I don't have an answer either, and I hope they do get it out of their systems, but I fear that the polarized fearmongering hatred may be the 'new normal'. My head is swimming with thoughts on this and I'm so afraid that this country is headed for an un-civil war of sorts.

Jody Pearl said...

As a [non-american] citizen of the world I would like to thank the Americans for voting Barack back in.

My initial thought when hearing the news was the same as the first time he was elected "if they can keep him alive for 4yrs he might just make a difference".

From reports over here it was a close call ..so fingers crossed he is given the opportunity.

Emom said...

Bad Manners......I know it may sound cliche' but that is what has repeated in my head for weeks......I agree with you.....smiles

tenandsoprano.com said...

"their dog being hit by a car..." I love that!

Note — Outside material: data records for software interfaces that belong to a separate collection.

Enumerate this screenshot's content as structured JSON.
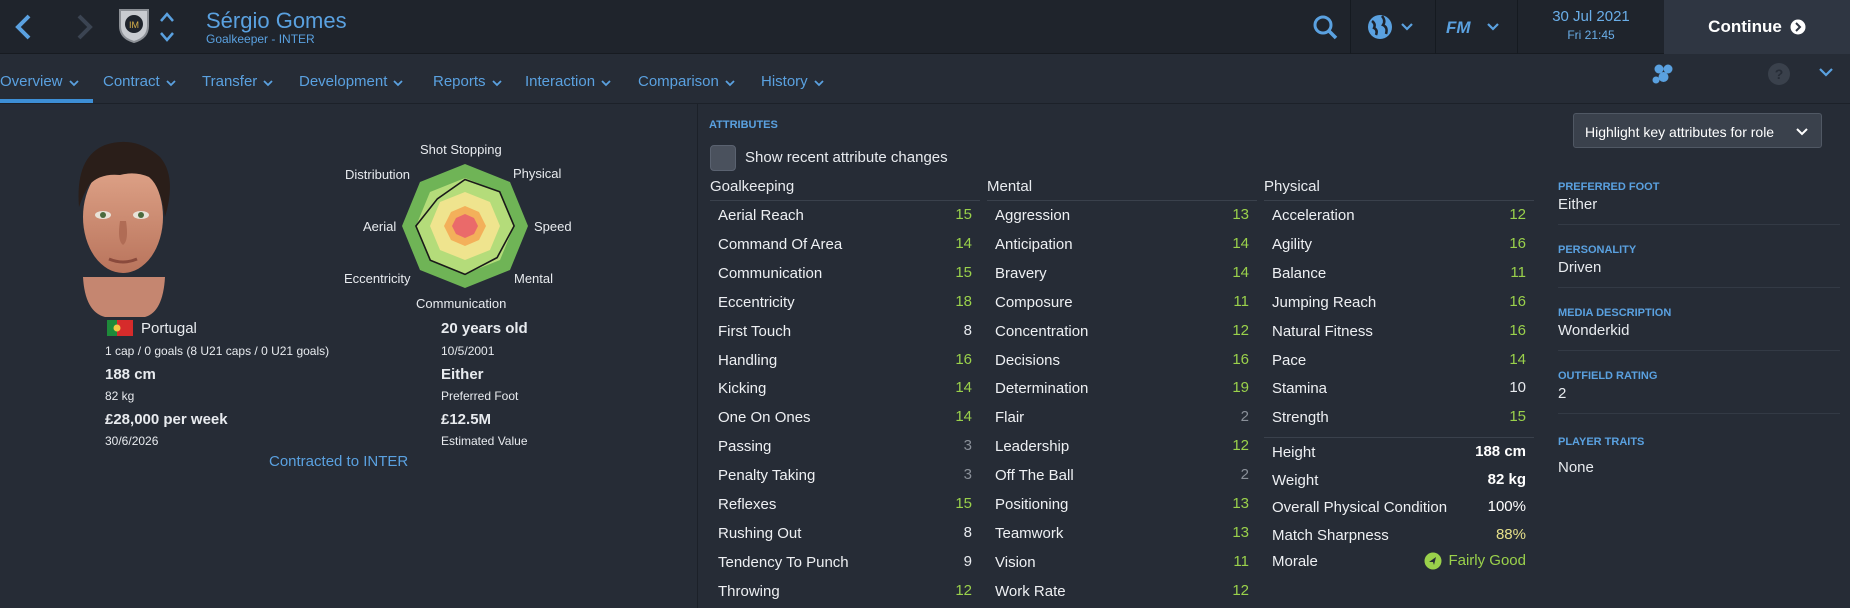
{
  "header": {
    "player_name": "Sérgio Gomes",
    "subtitle": "Goalkeeper - INTER",
    "date": "30 Jul 2021",
    "time": "Fri 21:45",
    "continue_label": "Continue",
    "fm_logo": "FM",
    "icons": [
      "back-arrow-icon",
      "forward-arrow-icon",
      "club-crest-icon",
      "search-icon",
      "globe-icon",
      "fm-logo-icon",
      "continue-arrow-icon"
    ]
  },
  "tabs": [
    "Overview",
    "Contract",
    "Transfer",
    "Development",
    "Reports",
    "Interaction",
    "Comparison",
    "History"
  ],
  "profile": {
    "nationality": "Portugal",
    "caps": "1 cap / 0 goals (8 U21 caps / 0 U21 goals)",
    "height": "188 cm",
    "weight": "82 kg",
    "wage": "£28,000 per week",
    "contract_end": "30/6/2026",
    "age": "20 years old",
    "dob": "10/5/2001",
    "foot": "Either",
    "foot_label": "Preferred Foot",
    "value": "£12.5M",
    "value_label": "Estimated Value",
    "contracted": "Contracted to INTER"
  },
  "radar": {
    "labels": {
      "shot_stopping": "Shot Stopping",
      "physical": "Physical",
      "speed": "Speed",
      "mental": "Mental",
      "communication": "Communication",
      "eccentricity": "Eccentricity",
      "aerial": "Aerial",
      "distribution": "Distribution"
    },
    "values": [
      0.75,
      0.78,
      0.78,
      0.72,
      0.78,
      0.78,
      0.78,
      0.62
    ]
  },
  "attributes": {
    "section_title": "ATTRIBUTES",
    "show_changes_label": "Show recent attribute changes",
    "highlight_label": "Highlight key attributes for role",
    "goalkeeping_title": "Goalkeeping",
    "mental_title": "Mental",
    "physical_title": "Physical",
    "goalkeeping": [
      {
        "name": "Aerial Reach",
        "value": "15"
      },
      {
        "name": "Command Of Area",
        "value": "14"
      },
      {
        "name": "Communication",
        "value": "15"
      },
      {
        "name": "Eccentricity",
        "value": "18"
      },
      {
        "name": "First Touch",
        "value": "8"
      },
      {
        "name": "Handling",
        "value": "16"
      },
      {
        "name": "Kicking",
        "value": "14"
      },
      {
        "name": "One On Ones",
        "value": "14"
      },
      {
        "name": "Passing",
        "value": "3"
      },
      {
        "name": "Penalty Taking",
        "value": "3"
      },
      {
        "name": "Reflexes",
        "value": "15"
      },
      {
        "name": "Rushing Out",
        "value": "8"
      },
      {
        "name": "Tendency To Punch",
        "value": "9"
      },
      {
        "name": "Throwing",
        "value": "12"
      }
    ],
    "mental": [
      {
        "name": "Aggression",
        "value": "13"
      },
      {
        "name": "Anticipation",
        "value": "14"
      },
      {
        "name": "Bravery",
        "value": "14"
      },
      {
        "name": "Composure",
        "value": "11"
      },
      {
        "name": "Concentration",
        "value": "12"
      },
      {
        "name": "Decisions",
        "value": "16"
      },
      {
        "name": "Determination",
        "value": "19"
      },
      {
        "name": "Flair",
        "value": "2"
      },
      {
        "name": "Leadership",
        "value": "12"
      },
      {
        "name": "Off The Ball",
        "value": "2"
      },
      {
        "name": "Positioning",
        "value": "13"
      },
      {
        "name": "Teamwork",
        "value": "13"
      },
      {
        "name": "Vision",
        "value": "11"
      },
      {
        "name": "Work Rate",
        "value": "12"
      }
    ],
    "physical": [
      {
        "name": "Acceleration",
        "value": "12"
      },
      {
        "name": "Agility",
        "value": "16"
      },
      {
        "name": "Balance",
        "value": "11"
      },
      {
        "name": "Jumping Reach",
        "value": "16"
      },
      {
        "name": "Natural Fitness",
        "value": "16"
      },
      {
        "name": "Pace",
        "value": "14"
      },
      {
        "name": "Stamina",
        "value": "10"
      },
      {
        "name": "Strength",
        "value": "15"
      }
    ],
    "physical_extra": [
      {
        "name": "Height",
        "value": "188 cm"
      },
      {
        "name": "Weight",
        "value": "82 kg"
      },
      {
        "name": "Overall Physical Condition",
        "value": "100%"
      },
      {
        "name": "Match Sharpness",
        "value": "88%"
      },
      {
        "name": "Morale",
        "value": "Fairly Good"
      }
    ]
  },
  "side": {
    "preferred_foot_label": "PREFERRED FOOT",
    "preferred_foot": "Either",
    "personality_label": "PERSONALITY",
    "personality": "Driven",
    "media_label": "MEDIA DESCRIPTION",
    "media": "Wonderkid",
    "outfield_label": "OUTFIELD RATING",
    "outfield": "2",
    "traits_label": "PLAYER TRAITS",
    "traits": "None"
  },
  "colors": {
    "accent": "#5aa1e0",
    "tier_high": "#9ad14b",
    "tier_mid": "#e8ebef",
    "tier_low": "#8a9099",
    "sharpness": "#e6e08a",
    "morale": "#9ad14b"
  }
}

I have wondered why people have been so eager to insist that their lives are miserable just so they can blame it on Obama.

I am a Mormon living in Utah and a huge Obama supporter. I hate guns and I say since I have ten children that's pro-life enough. Feeling like somewhat of a misfit, it has been a challenging few months, but Election night was better than the Super Bowl and Oscar night combined! Now as you say...for the aftermath. I hope the best for the economy but I know we avoided a foreign policy disaster...and as an LDS church member, I would prefer not to have Romney represent my faith. Obama's compassion and determination to help those who can't help themselves, on the other hand is truly inspiring.

Off the subject..you're photography takes my breath away. I love the saw series. Thank you! Megan